> _ACTION ITEM_
Find the word "JSON" in the data. Return every line where it appears.

────────────────────────────────────────

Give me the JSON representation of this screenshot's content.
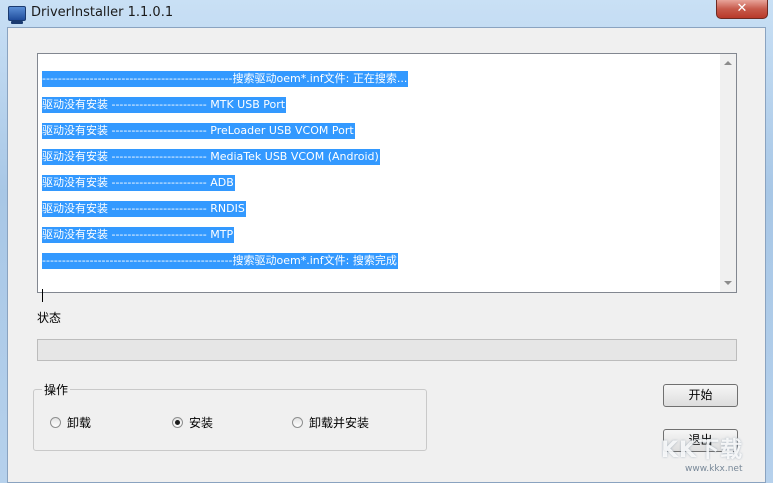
{
  "window": {
    "title": "DriverInstaller 1.1.0.1",
    "close_glyph": "✕"
  },
  "log": {
    "lines": [
      "------------------------------------------------搜索驱动oem*.inf文件: 正在搜索...",
      "驱动没有安装 ------------------------ MTK USB Port",
      "驱动没有安装 ------------------------ PreLoader USB VCOM Port",
      "驱动没有安装 ------------------------ MediaTek USB VCOM (Android)",
      "驱动没有安装 ------------------------ ADB",
      "驱动没有安装 ------------------------ RNDIS",
      "驱动没有安装 ------------------------ MTP",
      "------------------------------------------------搜索驱动oem*.inf文件: 搜索完成"
    ],
    "selection_color": "#3399ff"
  },
  "status": {
    "label": "状态",
    "progress": 0
  },
  "operation": {
    "legend": "操作",
    "options": [
      "卸载",
      "安装",
      "卸载并安装"
    ],
    "selected": "安装"
  },
  "buttons": {
    "start": "开始",
    "exit": "退出"
  },
  "watermark": {
    "logo": "KK下载",
    "url": "www.kkx.net"
  }
}
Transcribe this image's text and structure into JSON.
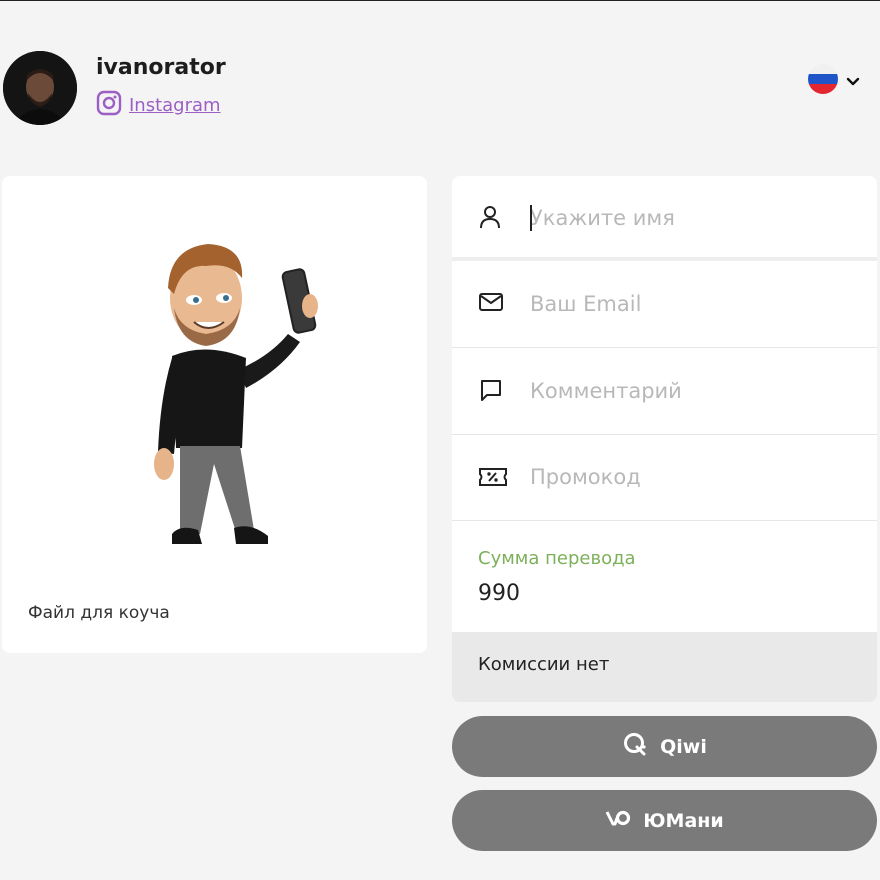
{
  "header": {
    "username": "ivanorator",
    "social_link": "Instagram",
    "language_icon": "russia-flag-icon"
  },
  "product": {
    "caption": "Файл для коуча"
  },
  "form": {
    "name_placeholder": "Укажите имя",
    "email_placeholder": "Ваш Email",
    "comment_placeholder": "Комментарий",
    "promo_placeholder": "Промокод",
    "amount_label": "Сумма перевода",
    "amount_value": "990",
    "commission_text": "Комиссии нет"
  },
  "payment": {
    "qiwi_label": "Qiwi",
    "yoomoney_label": "ЮМани"
  },
  "colors": {
    "background": "#f4f4f4",
    "instagram_link": "#9b5fc6",
    "amount_label": "#7db05a",
    "button": "#7a7a7a"
  }
}
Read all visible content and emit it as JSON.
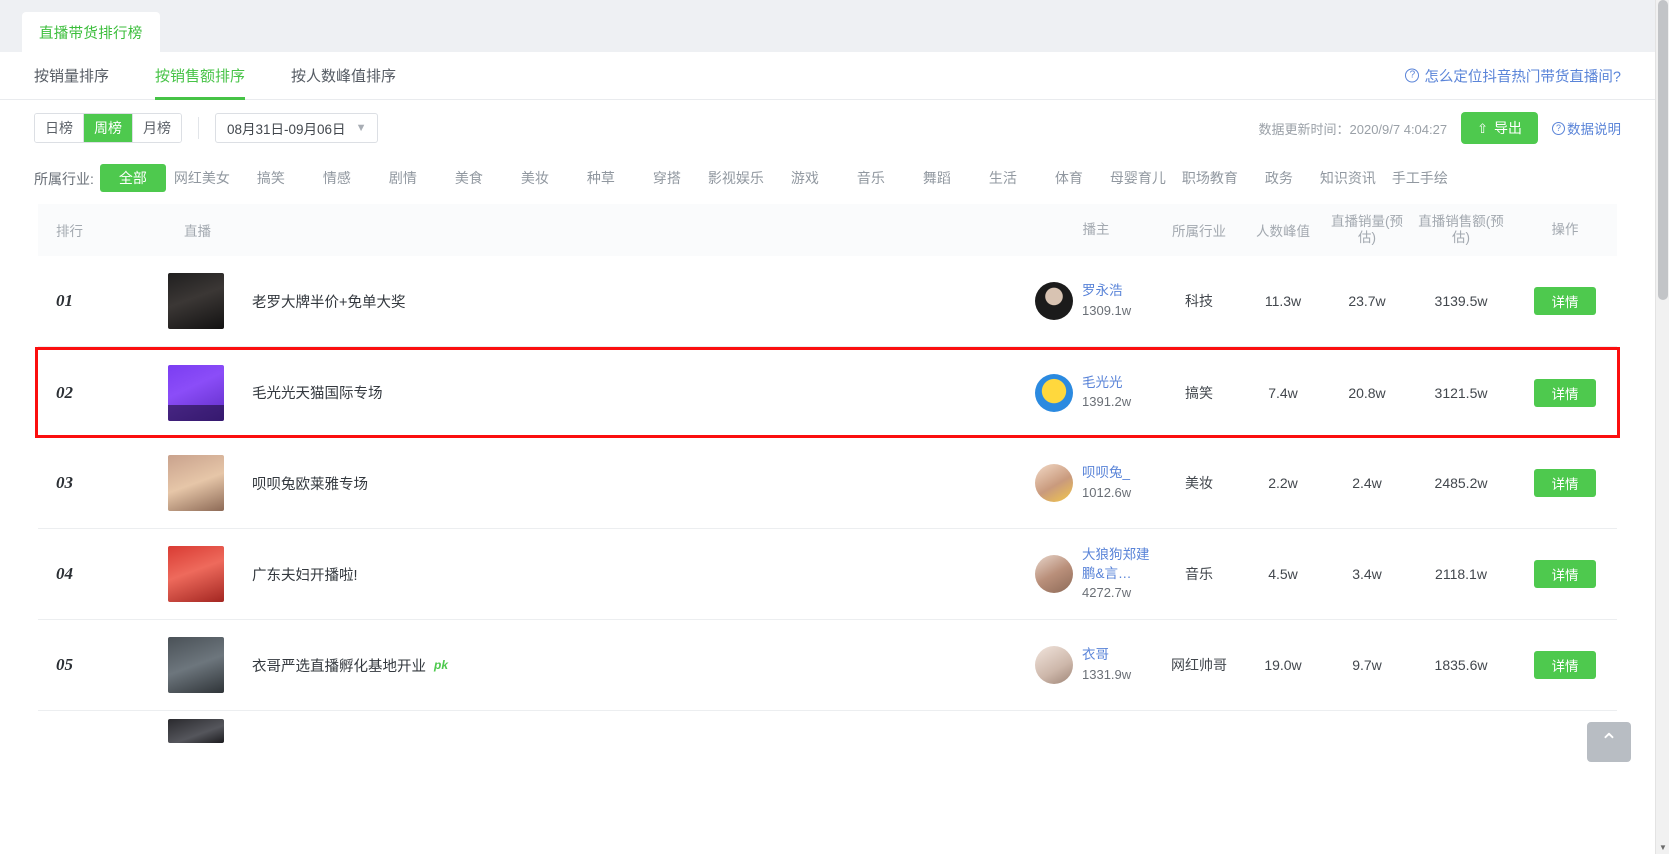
{
  "window": {
    "doc_tab": "直播带货排行榜"
  },
  "sortbar": {
    "tabs": [
      {
        "label": "按销量排序",
        "active": false
      },
      {
        "label": "按销售额排序",
        "active": true
      },
      {
        "label": "按人数峰值排序",
        "active": false
      }
    ],
    "help_icon": "question-circle-icon",
    "help_link": "怎么定位抖音热门带货直播间?"
  },
  "filterbar": {
    "period": [
      {
        "label": "日榜",
        "active": false
      },
      {
        "label": "周榜",
        "active": true
      },
      {
        "label": "月榜",
        "active": false
      }
    ],
    "date_range": "08月31日-09月06日",
    "date_chevron": "chevron-down-icon",
    "update_time": "数据更新时间：2020/9/7 4:04:27",
    "export_icon": "upload-icon",
    "export_label": "导出",
    "data_note_icon": "question-circle-icon",
    "data_note": "数据说明"
  },
  "industry": {
    "label": "所属行业:",
    "items": [
      {
        "label": "全部",
        "active": true
      },
      {
        "label": "网红美女",
        "active": false
      },
      {
        "label": "搞笑",
        "active": false
      },
      {
        "label": "情感",
        "active": false
      },
      {
        "label": "剧情",
        "active": false
      },
      {
        "label": "美食",
        "active": false
      },
      {
        "label": "美妆",
        "active": false
      },
      {
        "label": "种草",
        "active": false
      },
      {
        "label": "穿搭",
        "active": false
      },
      {
        "label": "影视娱乐",
        "active": false
      },
      {
        "label": "游戏",
        "active": false
      },
      {
        "label": "音乐",
        "active": false
      },
      {
        "label": "舞蹈",
        "active": false
      },
      {
        "label": "生活",
        "active": false
      },
      {
        "label": "体育",
        "active": false
      },
      {
        "label": "母婴育儿",
        "active": false
      },
      {
        "label": "职场教育",
        "active": false
      },
      {
        "label": "政务",
        "active": false
      },
      {
        "label": "知识资讯",
        "active": false
      },
      {
        "label": "手工手绘",
        "active": false
      }
    ]
  },
  "table": {
    "headers": {
      "rank": "排行",
      "live": "直播",
      "host": "播主",
      "industry": "所属行业",
      "peak": "人数峰值",
      "sales_l1": "直播销量(预",
      "sales_l2": "估)",
      "amount_l1": "直播销售额(预",
      "amount_l2": "估)",
      "operation": "操作"
    },
    "detail_label": "详情",
    "rows": [
      {
        "rank": "01",
        "title": "老罗大牌半价+免单大奖",
        "pk": "",
        "host_name": "罗永浩",
        "host_fans": "1309.1w",
        "industry": "科技",
        "peak": "11.3w",
        "sales": "23.7w",
        "amount": "3139.5w",
        "highlight": false,
        "cover_class": "img-a",
        "avatar_class": "av-a"
      },
      {
        "rank": "02",
        "title": "毛光光天猫国际专场",
        "pk": "",
        "host_name": "毛光光",
        "host_fans": "1391.2w",
        "industry": "搞笑",
        "peak": "7.4w",
        "sales": "20.8w",
        "amount": "3121.5w",
        "highlight": true,
        "cover_class": "img-b",
        "avatar_class": "av-b"
      },
      {
        "rank": "03",
        "title": "呗呗兔欧莱雅专场",
        "pk": "",
        "host_name": "呗呗兔_",
        "host_fans": "1012.6w",
        "industry": "美妆",
        "peak": "2.2w",
        "sales": "2.4w",
        "amount": "2485.2w",
        "highlight": false,
        "cover_class": "img-c",
        "avatar_class": "av-c"
      },
      {
        "rank": "04",
        "title": "广东夫妇开播啦!",
        "pk": "",
        "host_name": "大狼狗郑建鹏&言…",
        "host_fans": "4272.7w",
        "industry": "音乐",
        "peak": "4.5w",
        "sales": "3.4w",
        "amount": "2118.1w",
        "highlight": false,
        "cover_class": "img-d",
        "avatar_class": "av-d"
      },
      {
        "rank": "05",
        "title": "衣哥严选直播孵化基地开业",
        "pk": "pk",
        "host_name": "衣哥",
        "host_fans": "1331.9w",
        "industry": "网红帅哥",
        "peak": "19.0w",
        "sales": "9.7w",
        "amount": "1835.6w",
        "highlight": false,
        "cover_class": "img-e",
        "avatar_class": "av-e"
      }
    ]
  },
  "backtop_icon": "arrow-up-icon",
  "colors": {
    "accent": "#4ec94e",
    "link": "#5a84d8",
    "highlight": "#fb0f0f"
  }
}
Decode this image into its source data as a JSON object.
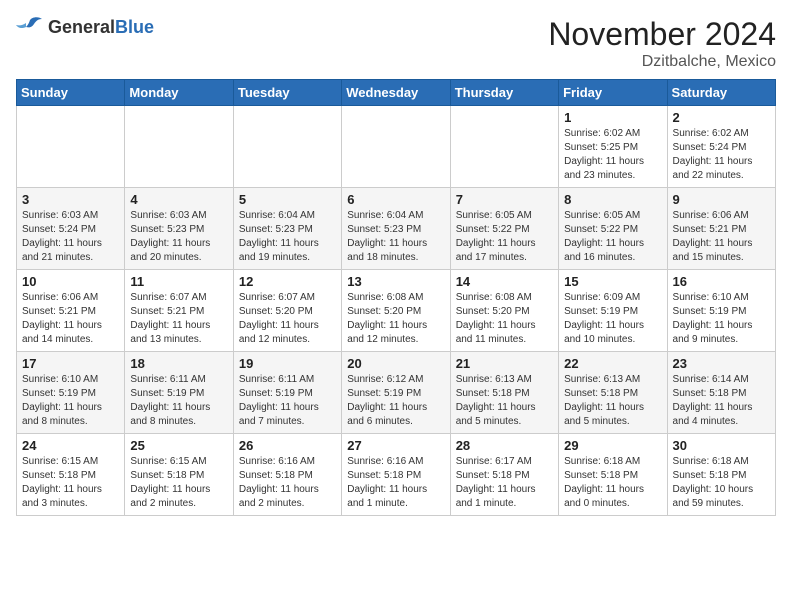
{
  "logo": {
    "general": "General",
    "blue": "Blue"
  },
  "title": "November 2024",
  "location": "Dzitbalche, Mexico",
  "weekdays": [
    "Sunday",
    "Monday",
    "Tuesday",
    "Wednesday",
    "Thursday",
    "Friday",
    "Saturday"
  ],
  "weeks": [
    [
      {
        "day": "",
        "info": ""
      },
      {
        "day": "",
        "info": ""
      },
      {
        "day": "",
        "info": ""
      },
      {
        "day": "",
        "info": ""
      },
      {
        "day": "",
        "info": ""
      },
      {
        "day": "1",
        "info": "Sunrise: 6:02 AM\nSunset: 5:25 PM\nDaylight: 11 hours and 23 minutes."
      },
      {
        "day": "2",
        "info": "Sunrise: 6:02 AM\nSunset: 5:24 PM\nDaylight: 11 hours and 22 minutes."
      }
    ],
    [
      {
        "day": "3",
        "info": "Sunrise: 6:03 AM\nSunset: 5:24 PM\nDaylight: 11 hours and 21 minutes."
      },
      {
        "day": "4",
        "info": "Sunrise: 6:03 AM\nSunset: 5:23 PM\nDaylight: 11 hours and 20 minutes."
      },
      {
        "day": "5",
        "info": "Sunrise: 6:04 AM\nSunset: 5:23 PM\nDaylight: 11 hours and 19 minutes."
      },
      {
        "day": "6",
        "info": "Sunrise: 6:04 AM\nSunset: 5:23 PM\nDaylight: 11 hours and 18 minutes."
      },
      {
        "day": "7",
        "info": "Sunrise: 6:05 AM\nSunset: 5:22 PM\nDaylight: 11 hours and 17 minutes."
      },
      {
        "day": "8",
        "info": "Sunrise: 6:05 AM\nSunset: 5:22 PM\nDaylight: 11 hours and 16 minutes."
      },
      {
        "day": "9",
        "info": "Sunrise: 6:06 AM\nSunset: 5:21 PM\nDaylight: 11 hours and 15 minutes."
      }
    ],
    [
      {
        "day": "10",
        "info": "Sunrise: 6:06 AM\nSunset: 5:21 PM\nDaylight: 11 hours and 14 minutes."
      },
      {
        "day": "11",
        "info": "Sunrise: 6:07 AM\nSunset: 5:21 PM\nDaylight: 11 hours and 13 minutes."
      },
      {
        "day": "12",
        "info": "Sunrise: 6:07 AM\nSunset: 5:20 PM\nDaylight: 11 hours and 12 minutes."
      },
      {
        "day": "13",
        "info": "Sunrise: 6:08 AM\nSunset: 5:20 PM\nDaylight: 11 hours and 12 minutes."
      },
      {
        "day": "14",
        "info": "Sunrise: 6:08 AM\nSunset: 5:20 PM\nDaylight: 11 hours and 11 minutes."
      },
      {
        "day": "15",
        "info": "Sunrise: 6:09 AM\nSunset: 5:19 PM\nDaylight: 11 hours and 10 minutes."
      },
      {
        "day": "16",
        "info": "Sunrise: 6:10 AM\nSunset: 5:19 PM\nDaylight: 11 hours and 9 minutes."
      }
    ],
    [
      {
        "day": "17",
        "info": "Sunrise: 6:10 AM\nSunset: 5:19 PM\nDaylight: 11 hours and 8 minutes."
      },
      {
        "day": "18",
        "info": "Sunrise: 6:11 AM\nSunset: 5:19 PM\nDaylight: 11 hours and 8 minutes."
      },
      {
        "day": "19",
        "info": "Sunrise: 6:11 AM\nSunset: 5:19 PM\nDaylight: 11 hours and 7 minutes."
      },
      {
        "day": "20",
        "info": "Sunrise: 6:12 AM\nSunset: 5:19 PM\nDaylight: 11 hours and 6 minutes."
      },
      {
        "day": "21",
        "info": "Sunrise: 6:13 AM\nSunset: 5:18 PM\nDaylight: 11 hours and 5 minutes."
      },
      {
        "day": "22",
        "info": "Sunrise: 6:13 AM\nSunset: 5:18 PM\nDaylight: 11 hours and 5 minutes."
      },
      {
        "day": "23",
        "info": "Sunrise: 6:14 AM\nSunset: 5:18 PM\nDaylight: 11 hours and 4 minutes."
      }
    ],
    [
      {
        "day": "24",
        "info": "Sunrise: 6:15 AM\nSunset: 5:18 PM\nDaylight: 11 hours and 3 minutes."
      },
      {
        "day": "25",
        "info": "Sunrise: 6:15 AM\nSunset: 5:18 PM\nDaylight: 11 hours and 2 minutes."
      },
      {
        "day": "26",
        "info": "Sunrise: 6:16 AM\nSunset: 5:18 PM\nDaylight: 11 hours and 2 minutes."
      },
      {
        "day": "27",
        "info": "Sunrise: 6:16 AM\nSunset: 5:18 PM\nDaylight: 11 hours and 1 minute."
      },
      {
        "day": "28",
        "info": "Sunrise: 6:17 AM\nSunset: 5:18 PM\nDaylight: 11 hours and 1 minute."
      },
      {
        "day": "29",
        "info": "Sunrise: 6:18 AM\nSunset: 5:18 PM\nDaylight: 11 hours and 0 minutes."
      },
      {
        "day": "30",
        "info": "Sunrise: 6:18 AM\nSunset: 5:18 PM\nDaylight: 10 hours and 59 minutes."
      }
    ]
  ]
}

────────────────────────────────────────

> _WRITTEN RESPONSE_
Give me the JSON representation of this screenshot's content.
Transcribe this image's text and structure into JSON.
Read all visible content and emit it as JSON.
Decode this image into its source data as a JSON object.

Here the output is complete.